Trampled by Turtles – Life is Good on the Open Road
Thirty Tigers – 1 June 2018
Following last year’s devastating post-divorce (“marital suicide’) confessional album Furnace as Dead Man Winter, David Simonett has reassembled his Minnesota sextet, lightening the mood somewhat for their first band release in four years, the line-up remaining with himself, bassist Tim Saxhaug, banjo man Dave Carroll, mandolinist Erik Benny, Ryan Young on fiddle and cellist Eamonn MClain.
Partly informed by the passing of Tom Petty, who died the day they first reassembled in banjo player Carroll’s cabin it opens by restating their bluegrass credentials with the fiddle and banjo-driven romp Kelly’s Bar, a reference to a joint in Red Wing where Simonett used to hang out and a number that reminds me somewhat of Felice and Boudleaux Bryant’s 60s bluegrass classic Rocky Top.
Things slow down for Simonett’s reedy keening vocals on the more reflective toned We All Get Lonely which comes with a catchy chorus hook and the discomfortingly memorable image of “Everyone you never wanted to run into again/Is sitting at this bar next to each other.”
Scratchy persistent fiddle lines kick the tempo back up again for The Middle, a song that lyrically seems to hark back to the divorce and the album largely follows an alternatingly fast/slow approach. The former is ably embodied in the subtly political banjo-driven Annihilate with its reference to the man up on the hill who doesn’t like you, mandolin showcase Right Back Where We Started (which echoes the opening melody and reminds you where the Lumineers found their blueprints) and the brief, instrumentally frantic race of Blood In The Water.
The regret-stained, forlornly sung I’m Not There Anymore with its croonerish dreamy slow sway melody, cello and banjo is probably the closest they get here to a ballad; however, I’d argue that the more mid-tempo numbers are the strongest. Led by the waltz time Thank You John Steinbeck (another divorce-based number, “I left in a hurry, my clothes barely buttoned/And Travels With Charley tucked under my arm”), a number which finds a wanderlust echo in the musically understated title track, it’s reinforced by sprightly lope-along I Went To Hollywood’s wry comment on being out of step (“I went to Hollywood but I showed up too late”).
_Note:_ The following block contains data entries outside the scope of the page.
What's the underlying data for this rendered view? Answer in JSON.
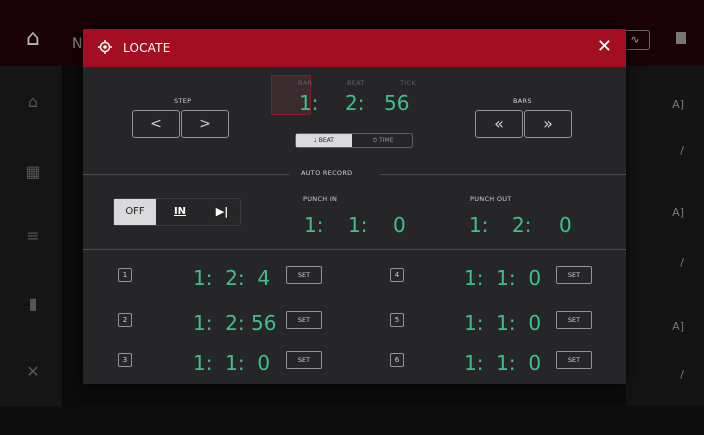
{
  "background": {
    "topbar_letter": "N",
    "right_col": [
      "A]",
      "/",
      "A]",
      "/",
      "A]",
      "/"
    ]
  },
  "dialog": {
    "title": "LOCATE",
    "close_symbol": "✕"
  },
  "step": {
    "label": "STEP",
    "prev": "<",
    "next": ">"
  },
  "position": {
    "bar_label": "BAR",
    "beat_label": "BEAT",
    "tick_label": "TICK",
    "bar": "1:",
    "beat": "2:",
    "tick": "56"
  },
  "bars": {
    "label": "BARS",
    "prev": "«",
    "next": "»"
  },
  "mode_toggle": {
    "beat": "BEAT",
    "time": "TIME",
    "selected": "beat"
  },
  "auto_record": {
    "label": "AUTO RECORD",
    "off": "OFF",
    "in": "IN",
    "out": "▶|",
    "punch_in_label": "PUNCH IN",
    "punch_in": [
      "1:",
      "1:",
      "0"
    ],
    "punch_out_label": "PUNCH OUT",
    "punch_out": [
      "1:",
      "2:",
      "0"
    ]
  },
  "locates": [
    {
      "num": "1",
      "value": "1:  2:  4",
      "set": "SET"
    },
    {
      "num": "2",
      "value": "1:  2: 56",
      "set": "SET"
    },
    {
      "num": "3",
      "value": "1:  1:  0",
      "set": "SET"
    },
    {
      "num": "4",
      "value": "1:  1:  0",
      "set": "SET"
    },
    {
      "num": "5",
      "value": "1:  1:  0",
      "set": "SET"
    },
    {
      "num": "6",
      "value": "1:  1:  0",
      "set": "SET"
    }
  ],
  "colors": {
    "header": "#a30e23",
    "value_green": "#3fbf93",
    "panel": "#262628"
  }
}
Preceded by the string band instrumental Good Land, the road ends with I Learn The Hard Way, guitar, cello, banjo and mandolin providing the bedrock to as bittersweet song of acceptance, Simonett’s voice rising and falling over a bluegrass gospel-shaded melody as he sings “The water is rising/There’s nothing out there for us…..I know you can’t save me/But I know that’s all right.”
The band went into hiatus because, like Simonett’s marriage, the chemistry wasn’t working any more, the familiar becoming a prison rather than a refuge. I don’t know what the relationship between him and his ex-wife is like these days, but it seems pretty clear that he’s talking about the band when, on the title track, he sings “We’re closer now than we’ll ever know/The light inside you comes and goes/But it never really goes out.” Reunited and, as another set of Turtles put it, happy together, the good news is, its shining brightly.
They play The Electric Ballroom, London on Fri 16 November 2018
More dates here: http://trampledbyturtles.com/